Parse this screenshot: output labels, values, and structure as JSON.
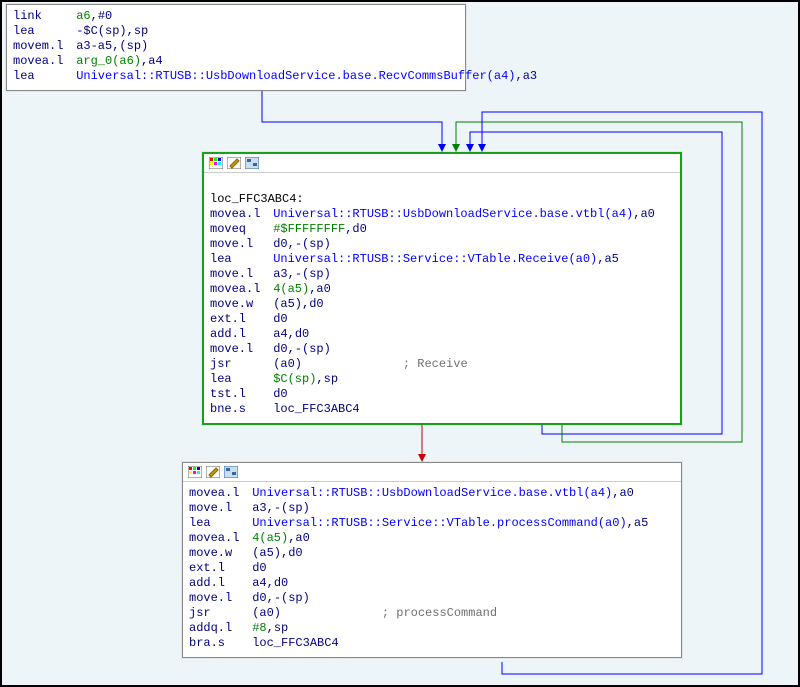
{
  "node1": {
    "lines": [
      {
        "m": "link",
        "o1": "a6",
        "o2": "#0",
        "lit": true
      },
      {
        "m": "lea",
        "o1": "-$C(sp)",
        "o2": "sp"
      },
      {
        "m": "movem.l",
        "o1": "a3-a5",
        "o2": "(sp)"
      },
      {
        "m": "movea.l",
        "o1": "arg_0(a6)",
        "o2": "a4",
        "o1lit": true
      },
      {
        "m": "lea",
        "sym": "Universal::RTUSB::UsbDownloadService.base.RecvCommsBuffer(a4)",
        "o2": "a3"
      }
    ]
  },
  "node2": {
    "label": "loc_FFC3ABC4:",
    "lines": [
      {
        "m": "movea.l",
        "sym": "Universal::RTUSB::UsbDownloadService.base.vtbl(a4)",
        "o2": "a0"
      },
      {
        "m": "moveq",
        "o1": "#$FFFFFFFF",
        "o2": "d0",
        "o1lit": true
      },
      {
        "m": "move.l",
        "o1": "d0",
        "o2": "-(sp)"
      },
      {
        "m": "lea",
        "sym": "Universal::RTUSB::Service::VTable.Receive(a0)",
        "o2": "a5"
      },
      {
        "m": "move.l",
        "o1": "a3",
        "o2": "-(sp)"
      },
      {
        "m": "movea.l",
        "o1": "4(a5)",
        "o2": "a0",
        "o1lit": true
      },
      {
        "m": "move.w",
        "o1": "(a5)",
        "o2": "d0"
      },
      {
        "m": "ext.l",
        "o1": "d0"
      },
      {
        "m": "add.l",
        "o1": "a4",
        "o2": "d0"
      },
      {
        "m": "move.l",
        "o1": "d0",
        "o2": "-(sp)"
      },
      {
        "m": "jsr",
        "o1": "(a0)",
        "c": "; Receive"
      },
      {
        "m": "lea",
        "o1": "$C(sp)",
        "o2": "sp",
        "o1lit": true
      },
      {
        "m": "tst.l",
        "o1": "d0"
      },
      {
        "m": "bne.s",
        "o1": "loc_FFC3ABC4"
      }
    ]
  },
  "node3": {
    "lines": [
      {
        "m": "movea.l",
        "sym": "Universal::RTUSB::UsbDownloadService.base.vtbl(a4)",
        "o2": "a0"
      },
      {
        "m": "move.l",
        "o1": "a3",
        "o2": "-(sp)"
      },
      {
        "m": "lea",
        "sym": "Universal::RTUSB::Service::VTable.processCommand(a0)",
        "o2": "a5"
      },
      {
        "m": "movea.l",
        "o1": "4(a5)",
        "o2": "a0",
        "o1lit": true
      },
      {
        "m": "move.w",
        "o1": "(a5)",
        "o2": "d0"
      },
      {
        "m": "ext.l",
        "o1": "d0"
      },
      {
        "m": "add.l",
        "o1": "a4",
        "o2": "d0"
      },
      {
        "m": "move.l",
        "o1": "d0",
        "o2": "-(sp)"
      },
      {
        "m": "jsr",
        "o1": "(a0)",
        "c": "; processCommand"
      },
      {
        "m": "addq.l",
        "o1": "#8",
        "o2": "sp",
        "o1lit": true
      },
      {
        "m": "bra.s",
        "o1": "loc_FFC3ABC4"
      }
    ]
  },
  "icons": {
    "palette": "palette-icon",
    "edit": "edit-icon",
    "group": "group-icon"
  }
}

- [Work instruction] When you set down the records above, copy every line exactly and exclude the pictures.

- [Written solution]
Parse this screenshot: output labels, values, and structure as JSON.
{
  "node1": {
    "lines": [
      {
        "m": "link",
        "o1": "a6",
        "o2": "#0",
        "lit": true
      },
      {
        "m": "lea",
        "o1": "-$C(sp)",
        "o2": "sp"
      },
      {
        "m": "movem.l",
        "o1": "a3-a5",
        "o2": "(sp)"
      },
      {
        "m": "movea.l",
        "o1": "arg_0(a6)",
        "o2": "a4",
        "o1lit": true
      },
      {
        "m": "lea",
        "sym": "Universal::RTUSB::UsbDownloadService.base.RecvCommsBuffer(a4)",
        "o2": "a3"
      }
    ]
  },
  "node2": {
    "label": "loc_FFC3ABC4:",
    "lines": [
      {
        "m": "movea.l",
        "sym": "Universal::RTUSB::UsbDownloadService.base.vtbl(a4)",
        "o2": "a0"
      },
      {
        "m": "moveq",
        "o1": "#$FFFFFFFF",
        "o2": "d0",
        "o1lit": true
      },
      {
        "m": "move.l",
        "o1": "d0",
        "o2": "-(sp)"
      },
      {
        "m": "lea",
        "sym": "Universal::RTUSB::Service::VTable.Receive(a0)",
        "o2": "a5"
      },
      {
        "m": "move.l",
        "o1": "a3",
        "o2": "-(sp)"
      },
      {
        "m": "movea.l",
        "o1": "4(a5)",
        "o2": "a0",
        "o1lit": true
      },
      {
        "m": "move.w",
        "o1": "(a5)",
        "o2": "d0"
      },
      {
        "m": "ext.l",
        "o1": "d0"
      },
      {
        "m": "add.l",
        "o1": "a4",
        "o2": "d0"
      },
      {
        "m": "move.l",
        "o1": "d0",
        "o2": "-(sp)"
      },
      {
        "m": "jsr",
        "o1": "(a0)",
        "c": "; Receive"
      },
      {
        "m": "lea",
        "o1": "$C(sp)",
        "o2": "sp",
        "o1lit": true
      },
      {
        "m": "tst.l",
        "o1": "d0"
      },
      {
        "m": "bne.s",
        "o1": "loc_FFC3ABC4"
      }
    ]
  },
  "node3": {
    "lines": [
      {
        "m": "movea.l",
        "sym": "Universal::RTUSB::UsbDownloadService.base.vtbl(a4)",
        "o2": "a0"
      },
      {
        "m": "move.l",
        "o1": "a3",
        "o2": "-(sp)"
      },
      {
        "m": "lea",
        "sym": "Universal::RTUSB::Service::VTable.processCommand(a0)",
        "o2": "a5"
      },
      {
        "m": "movea.l",
        "o1": "4(a5)",
        "o2": "a0",
        "o1lit": true
      },
      {
        "m": "move.w",
        "o1": "(a5)",
        "o2": "d0"
      },
      {
        "m": "ext.l",
        "o1": "d0"
      },
      {
        "m": "add.l",
        "o1": "a4",
        "o2": "d0"
      },
      {
        "m": "move.l",
        "o1": "d0",
        "o2": "-(sp)"
      },
      {
        "m": "jsr",
        "o1": "(a0)",
        "c": "; processCommand"
      },
      {
        "m": "addq.l",
        "o1": "#8",
        "o2": "sp",
        "o1lit": true
      },
      {
        "m": "bra.s",
        "o1": "loc_FFC3ABC4"
      }
    ]
  },
  "icons": {
    "palette": "palette-icon",
    "edit": "edit-icon",
    "group": "group-icon"
  }
}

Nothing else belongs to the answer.